REVIEW: The Province on Pemberton

The Province

The Hip are the highlight

Sure, Coldplay is playing at Pemberton. But the festival’s peak for many was Saturday night’s set by the Tragically Hip.

The beloved act has played its share of mega shows and really knows how to take the energy to the next level from the opening notes.

Much of this appeal comes from the fact that the Kingston band provided the soundtrack to so many Canucks’ first kisses, drunks, road trips and grad weekends. And the rest can be credited to the bizarre, yet effective, antics of lead singer Gord Downie.

He was in awesome form; executing some leaps that came straight out of the Simpsons, traversing the stage like the chief of staff at the Ministry of Silly Walks and so forth. All the while with that distinct voice laying down those stream-of-consciousness lyrics.

The audience was by far the largest for any band so far — even the Bacardi B-Live tent had probably emptied. Because everyone just had to be there to sing along to “Courage,” “Music at Work” and many more.

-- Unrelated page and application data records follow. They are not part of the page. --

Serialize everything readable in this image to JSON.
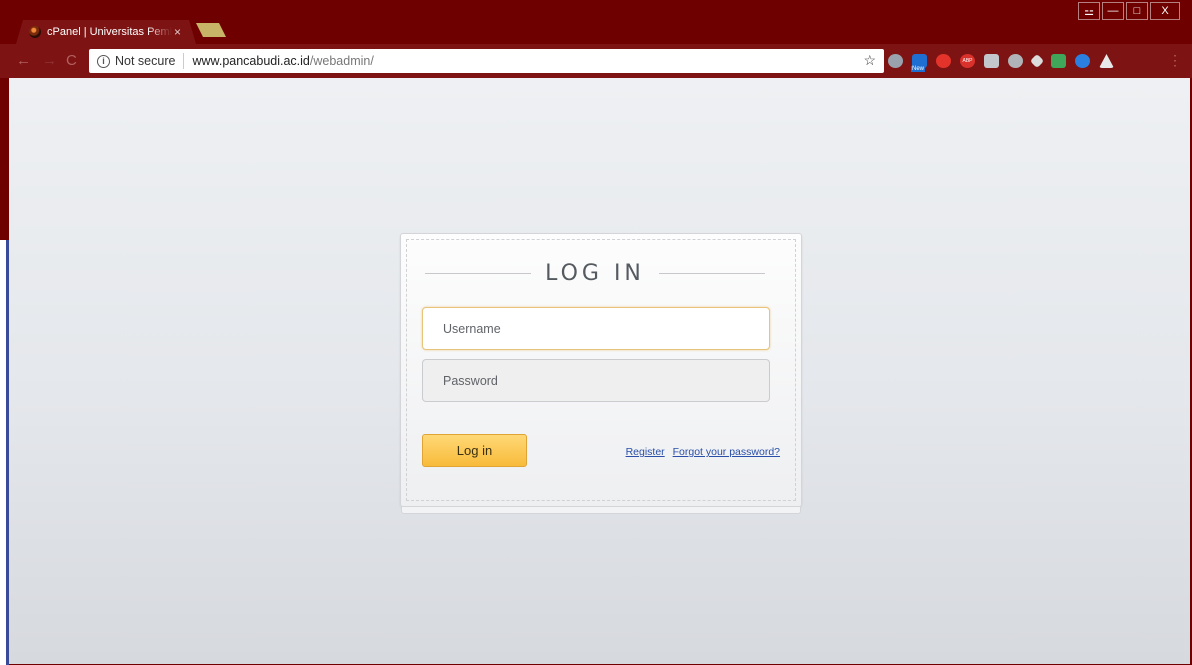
{
  "browser": {
    "tab": {
      "title": "cPanel | Universitas Pembangunan",
      "close": "×"
    },
    "window_controls": {
      "user": "⚍",
      "minimize": "—",
      "maximize": "□",
      "close": "X"
    },
    "nav": {
      "back": "←",
      "forward": "→",
      "reload": "C"
    },
    "address_bar": {
      "security_icon": "ⓘ",
      "security_label": "Not secure",
      "url_host": "www.pancabudi.ac.id",
      "url_path": "/webadmin/",
      "star": "☆"
    },
    "extension_icons": [
      "cloud-icon",
      "new-badge-icon",
      "opera-icon",
      "adblock-icon",
      "screen-icon",
      "gear-icon",
      "pen-icon",
      "green-save-icon",
      "download-icon",
      "acrobat-icon"
    ],
    "menu": "⋮"
  },
  "login": {
    "heading": "LOG IN",
    "username_placeholder": "Username",
    "password_placeholder": "Password",
    "submit_label": "Log in",
    "register_link": "Register",
    "forgot_link": "Forgot your password?"
  },
  "colors": {
    "chrome_frame": "#6e0000",
    "submit_button": "#f8bb3a",
    "focus_border": "#e8c47a",
    "link": "#2a4fa8"
  }
}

It was a sweaty, hit-laden concert by the band that everyone at Pemberton had come to see; even if they didn’t know it at the time.

Live Nation’s Shane Bourbonnais had said he felt that the Hip had to be at the Pemberton Festival. It surely seemed to be a match made in music.

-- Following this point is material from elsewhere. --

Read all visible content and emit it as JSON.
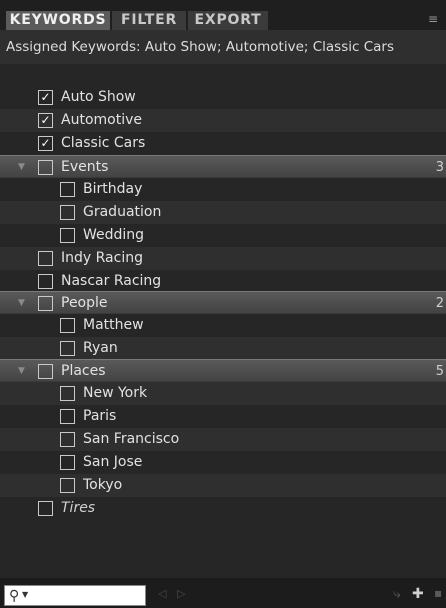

Perhaps the band should come next year and do one of its albums from beginning to end. Such gigs are the rage at major festivals everywhere now. Fans who bought early-bird tickets could vote on which album it would be.

Honestly, the only losers in this was Vancouver’s Black Mountain, which had to start when the Hip was chugging full steam on “Poets.”